In one photograph, the German-born, Harvard-educated hedge fund manager Florian Homm, who made and lost a personal fortune of more than $800 million, poses in a German brothel that he once co-owned. In another, Imelda Marcos, the former first lady of the Philippines accused of stealing billions from state coffers, sits in her Manila apartment beneath a gold-framed Picasso.
Later on, a 43-year-old Chinese billionaire Huang Qiaoling
is pictured walking from his mansion, built as a full-scale replica of the White House, to his chauffeured Mercedes S Class.
Lauren Greenfield’s Generation Wealth will be published in May.
Dozens more similarly lavish and disconcerting vignettes fill Generation Wealth (Phaidon, 2017), a 504-page monograph by Lauren Greenfield and out on May 15. A photographer who has spent the last 25 years documenting wealth, class, and status symbols, she offers a glimpse into the spending habits of ultra-wealthy tribes: hedge fund managers in New York such as “Suzanne,” whom Greenfield follows for several years as she attempts to have a child; entertainment executives like Brett Ratner, who is shown on St. Barts with a platinum American Express card stuck to his forehead; industrialists such as Italian apparel billionaire Renzo Rosso, who shows off the home gym in his 18th century villa; and “time-share king” David Siegel, who, with his wife Jackie, would go on to become the subject of Greenfield’s documentary, Queen of Versailles.
Greenfield’s photos, accompanied by essays and interviews, kick off in 1990s Los Angeles at the moment Beverly Hills debutantes and Compton rappers were swapping cultural aspirations, and as plastic surgery was trickling from the purview of aging socialites down to image-obsessed teenagers. One Malibu teen, photographed at a pool party three days after her nose job, says: “Out of my 10 close friends, six of us got something done.”
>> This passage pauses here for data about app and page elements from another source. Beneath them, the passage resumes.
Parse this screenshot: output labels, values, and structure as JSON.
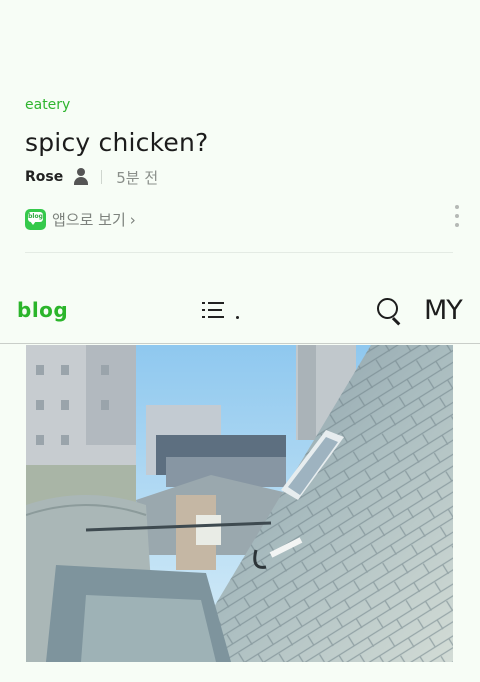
{
  "post": {
    "category": "eatery",
    "title": "spicy chicken?",
    "author": "Rose",
    "time": "5분 전",
    "app_view_label": "앱으로 보기",
    "app_view_chevron": "›",
    "app_badge_text": "blog"
  },
  "navbar": {
    "logo": "blog",
    "my_label": "MY"
  },
  "icons": [
    "person-icon",
    "blog-app-icon",
    "chevron-right-icon",
    "more-vertical-icon",
    "menu-list-icon",
    "search-icon"
  ],
  "colors": {
    "background": "#f7fdf6",
    "accent": "#2bb52b",
    "muted_text": "#8a8f8a"
  }
}
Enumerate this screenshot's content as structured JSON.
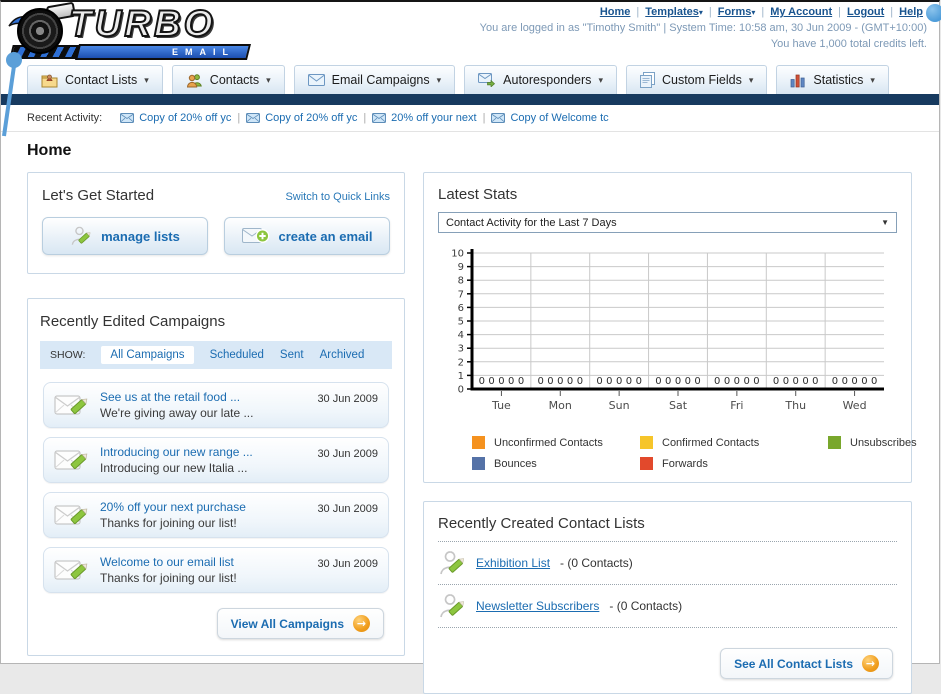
{
  "colors": {
    "link_blue": "#1b6cb1",
    "navy_bar": "#173a5f",
    "accent_orange": "#f09d1c",
    "panel_border": "#c9d8e6"
  },
  "header": {
    "logo_title": "TURBO",
    "logo_subtitle": "EMAIL",
    "nav": [
      {
        "label": "Home",
        "dropdown": false
      },
      {
        "label": "Templates",
        "dropdown": true
      },
      {
        "label": "Forms",
        "dropdown": true
      },
      {
        "label": "My Account",
        "dropdown": false
      },
      {
        "label": "Logout",
        "dropdown": false
      },
      {
        "label": "Help",
        "dropdown": false
      }
    ],
    "login_info": "You are logged in as \"Timothy Smith\" | System Time: 10:58 am, 30 Jun 2009 - (GMT+10:00)",
    "credits_info": "You have 1,000 total credits left."
  },
  "tabs": [
    {
      "label": "Contact Lists",
      "icon": "contact-lists-icon"
    },
    {
      "label": "Contacts",
      "icon": "contacts-icon"
    },
    {
      "label": "Email Campaigns",
      "icon": "envelope-icon"
    },
    {
      "label": "Autoresponders",
      "icon": "autoresponder-icon"
    },
    {
      "label": "Custom Fields",
      "icon": "custom-fields-icon"
    },
    {
      "label": "Statistics",
      "icon": "statistics-icon"
    }
  ],
  "recent_activity": {
    "label": "Recent Activity:",
    "items": [
      "Copy of 20% off yc",
      "Copy of 20% off yc",
      "20% off your next",
      "Copy of Welcome tc"
    ]
  },
  "page_title": "Home",
  "get_started": {
    "title": "Let's Get Started",
    "switch_link": "Switch to Quick Links",
    "manage_lists_label": "manage lists",
    "create_email_label": "create an email"
  },
  "campaigns": {
    "title": "Recently Edited Campaigns",
    "show_label": "SHOW:",
    "filters": [
      {
        "label": "All Campaigns",
        "active": true
      },
      {
        "label": "Scheduled",
        "active": false
      },
      {
        "label": "Sent",
        "active": false
      },
      {
        "label": "Archived",
        "active": false
      }
    ],
    "items": [
      {
        "title": "See us at the retail food ...",
        "subtitle": "We're giving away our late ...",
        "date": "30 Jun 2009"
      },
      {
        "title": "Introducing our new range ...",
        "subtitle": "Introducing our new Italia ...",
        "date": "30 Jun 2009"
      },
      {
        "title": "20% off your next purchase",
        "subtitle": "Thanks for joining our list!",
        "date": "30 Jun 2009"
      },
      {
        "title": "Welcome to our email list",
        "subtitle": "Thanks for joining our list!",
        "date": "30 Jun 2009"
      }
    ],
    "view_all_label": "View All Campaigns"
  },
  "latest_stats": {
    "title": "Latest Stats",
    "dropdown_value": "Contact Activity for the Last 7 Days"
  },
  "chart_data": {
    "type": "bar",
    "title": "Contact Activity for the Last 7 Days",
    "categories": [
      "Tue",
      "Mon",
      "Sun",
      "Sat",
      "Fri",
      "Thu",
      "Wed"
    ],
    "series": [
      {
        "name": "Unconfirmed Contacts",
        "color": "#f5921f",
        "values": [
          0,
          0,
          0,
          0,
          0,
          0,
          0
        ]
      },
      {
        "name": "Confirmed Contacts",
        "color": "#f6c52a",
        "values": [
          0,
          0,
          0,
          0,
          0,
          0,
          0
        ]
      },
      {
        "name": "Unsubscribes",
        "color": "#79a72c",
        "values": [
          0,
          0,
          0,
          0,
          0,
          0,
          0
        ]
      },
      {
        "name": "Bounces",
        "color": "#5572a7",
        "values": [
          0,
          0,
          0,
          0,
          0,
          0,
          0
        ]
      },
      {
        "name": "Forwards",
        "color": "#e2492c",
        "values": [
          0,
          0,
          0,
          0,
          0,
          0,
          0
        ]
      }
    ],
    "ylim": [
      0,
      10
    ],
    "yticks": [
      0,
      1,
      2,
      3,
      4,
      5,
      6,
      7,
      8,
      9,
      10
    ],
    "grid": true,
    "legend_position": "bottom"
  },
  "contact_lists": {
    "title": "Recently Created Contact Lists",
    "items": [
      {
        "name": "Exhibition List",
        "detail": "- (0 Contacts)"
      },
      {
        "name": "Newsletter Subscribers",
        "detail": "- (0 Contacts)"
      }
    ],
    "see_all_label": "See All Contact Lists"
  }
}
Beyond these extreme examples, though, is what Greenfield describes as the “homogenization” of the global elite. Whereas 50 years ago, the world’s rich varied from country to country (if not from city to city, or street to street). Now, Greenfield said, “when you’re in St. Moritz, the Russians are mixing with the French, mixing with the British. All nationalities are welcome to share Champagne and whatever else, together.” In other words, the rich might not be like the rest of us, but they are—in this book at least—very much like one another.
Similarly, Greenfield discovered that high-end kitchens—what she dubs “appliance porn”—carry an appeal across oceans, cultures, and continents. “These modern kitchens with granite counters and commercial-grade appliances used to be in the most upscale of houses,” she said. “And then, during the boom, you’d see it in a lot of middle-class homes: the stainless steel stoves and so forth.”
Now, she said, commercial chef’s kitchens have somehow managed to become a prerequisite of homeownership. “I remember there was this one Russian woman whose husband was a real estate developer,” she said. “She had this kitchen out of Architectural Digest, and I said ‘Oh, what a beautiful kitchen. Do you cook?’ And her answer was ‘No.’”
Now that these status symbols have become ubiquitous, Greenfield said some groups, such as the new Asian rich, are gravitating toward such aristocratic pursuits as polo and sailing. “There’s an etiquette class in China, where people spend $16,000 for a two-week course where they learn how to pronounce luxury brands, eat caviar, and sit at the table like a Westerner,” she said.